= Beginning of Section =

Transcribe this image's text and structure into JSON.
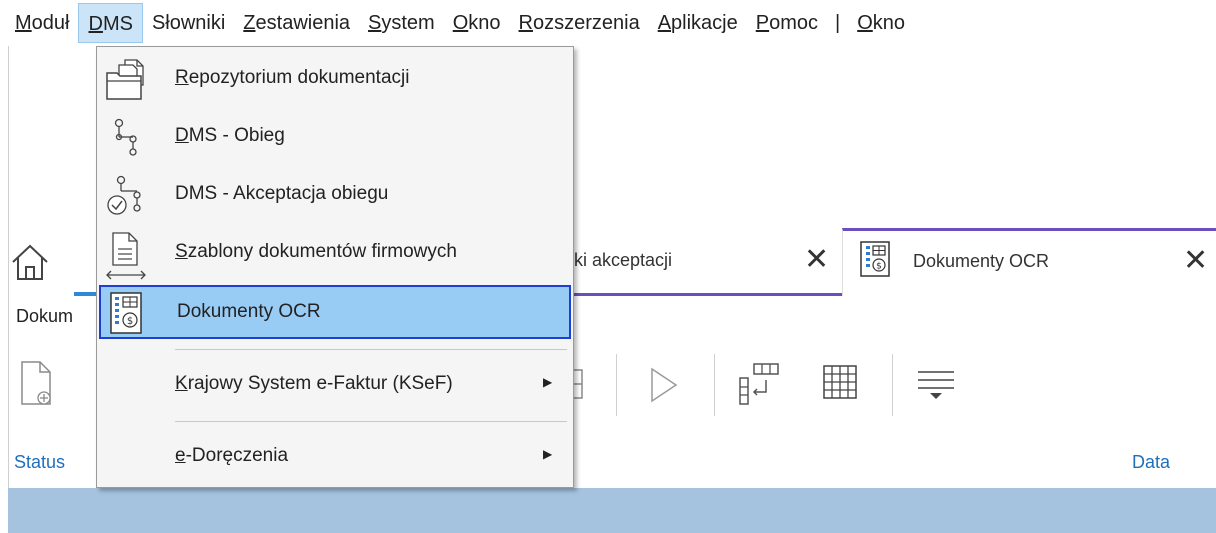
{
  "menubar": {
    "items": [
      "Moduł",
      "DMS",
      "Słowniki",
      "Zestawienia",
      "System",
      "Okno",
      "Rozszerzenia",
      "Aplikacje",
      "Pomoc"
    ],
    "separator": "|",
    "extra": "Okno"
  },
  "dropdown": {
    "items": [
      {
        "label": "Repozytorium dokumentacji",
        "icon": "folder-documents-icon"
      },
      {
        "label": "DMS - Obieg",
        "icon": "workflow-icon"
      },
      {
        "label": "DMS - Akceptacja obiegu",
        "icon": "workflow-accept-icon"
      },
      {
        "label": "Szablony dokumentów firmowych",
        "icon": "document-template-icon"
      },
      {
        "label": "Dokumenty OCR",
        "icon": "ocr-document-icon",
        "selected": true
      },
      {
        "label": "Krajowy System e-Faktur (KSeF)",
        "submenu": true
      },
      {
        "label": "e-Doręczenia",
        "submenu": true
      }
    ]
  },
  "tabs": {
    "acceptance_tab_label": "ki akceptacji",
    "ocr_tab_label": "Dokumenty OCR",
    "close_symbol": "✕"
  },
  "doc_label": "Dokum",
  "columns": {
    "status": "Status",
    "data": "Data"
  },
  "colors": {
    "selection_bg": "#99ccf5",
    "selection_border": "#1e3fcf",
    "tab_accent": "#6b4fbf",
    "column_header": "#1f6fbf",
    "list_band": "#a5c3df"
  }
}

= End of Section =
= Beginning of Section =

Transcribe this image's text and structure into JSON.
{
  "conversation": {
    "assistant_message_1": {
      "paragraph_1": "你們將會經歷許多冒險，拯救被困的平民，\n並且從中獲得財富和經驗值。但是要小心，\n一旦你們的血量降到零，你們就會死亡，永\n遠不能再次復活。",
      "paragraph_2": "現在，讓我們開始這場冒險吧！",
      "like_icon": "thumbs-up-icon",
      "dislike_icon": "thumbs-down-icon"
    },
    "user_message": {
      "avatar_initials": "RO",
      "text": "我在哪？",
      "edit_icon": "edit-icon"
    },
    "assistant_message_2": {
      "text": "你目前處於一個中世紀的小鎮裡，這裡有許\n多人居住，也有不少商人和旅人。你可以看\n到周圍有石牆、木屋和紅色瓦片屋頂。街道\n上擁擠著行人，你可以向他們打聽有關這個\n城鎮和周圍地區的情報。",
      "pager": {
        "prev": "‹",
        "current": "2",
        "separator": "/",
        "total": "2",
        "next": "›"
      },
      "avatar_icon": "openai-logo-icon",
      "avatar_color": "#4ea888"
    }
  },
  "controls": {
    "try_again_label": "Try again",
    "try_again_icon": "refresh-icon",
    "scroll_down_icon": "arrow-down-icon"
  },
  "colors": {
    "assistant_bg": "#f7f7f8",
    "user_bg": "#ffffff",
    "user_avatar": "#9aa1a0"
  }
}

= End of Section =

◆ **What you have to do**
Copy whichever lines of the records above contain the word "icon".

◆ **Expected answer**
        "icon": "folder-documents-icon"
        "icon": "workflow-icon"
        "icon": "workflow-accept-icon"
        "icon": "document-template-icon"
        "icon": "ocr-document-icon",
      "like_icon": "thumbs-up-icon",
      "dislike_icon": "thumbs-down-icon"
      "edit_icon": "edit-icon"
      "avatar_icon": "openai-logo-icon",
    "try_again_icon": "refresh-icon",
    "scroll_down_icon": "arrow-down-icon"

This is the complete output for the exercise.